I just finished Next Year, for Sure by Zoey Leigh Peterson, and the first thing I can say about it is that it’s not like any other romantic story that I have read before. The story centres on a couple, Kathryn and Chris, and their attempt in being in an open relationship. Although Chris is the one who is infatuated with a young woman named Emily, Kathryn is the one who encourages him to pursue her! At first, I found this to be very strange, but as I am reading, I understand Kathryn’s reasoning for this. She wants Chris to be happy, which she believes will make her happy, but it’s not as simple as she might think. Feelings of guilt, jealousy, sadness and selfishness will eventually surface in this story.
Chris doesn’t completely abandon his relationship with Kathryn. In fact, because he is so indecisive with his feelings, he goes back and forth between Kathryn and Emily. This certainly frustrates me as these two women clearly deserve better, and yet, I was intrigued to see how these relationships play out. After reading this story, I can say that I am pleased with how each character ended up. I can’t reveal anything else, so if you’re interested, grab a copy of Next Year, for Sure!
Given the sort of novels I generally go for, it will probably come as a bit of a surprise that this is the first Kafka novel I have ever finished. And given that I’ve never read Kafka before, my statement just now was based completely on the plot plot (i.e. plotting the shape of plots on a graph) of Kafka’s novels by Kurt Vonnegut (as seen in A Man Without a Country). To save you the work of tracking a copy down (though we do have it!), here’s how he described Kafka’s Metamorphosis:

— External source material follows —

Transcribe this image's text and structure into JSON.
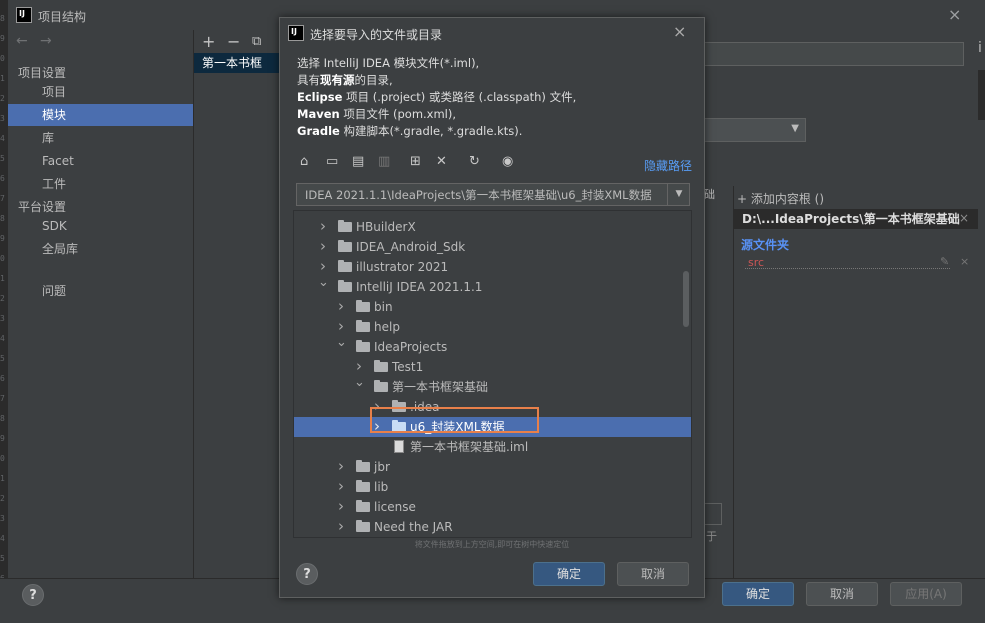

A young man is rather unattractive and not very personable. He has disagreeable relatives and has had a lot of jobs with no chance of promotion. He doesn’t get paid enough to take his girl dancing or to go to the beer hall to have a beer with a friend. One morning he wakes up, it’s time to go to work again, and he has turned into a cockroach... It’s a pessimistic story.
Who wouldn’t want to read that?*
Reservoir 13 is the latest mystery novel by the British author Jon McGregor. As a Guardian Notable Book of 2017, Reservoir 13 tells the story of many lives haunted by one family’s loss. Praised by many, unfortunately I didn’t enjoy it as much as I hoped to. It is a story narrated from a third person perspective, which is very interesting and I have never read anything like this before. However, I did not connect with many of the characters and did not develop with them. Every time a character’s name is mentioned, I need a second to think “who is this again”. The story line is also a bit dry and slow for me. This novel promises to blend the grace of beautiful nature surroundings with human lives and the aftershock of the tragedy. However, I find myself skipping some of the nature descriptions from time to times just so I can keep up with the story and the characters.
This is a unique book. It is worth reading if you would like to try something different. It’s not for everyone but you might just enjoy it 🙂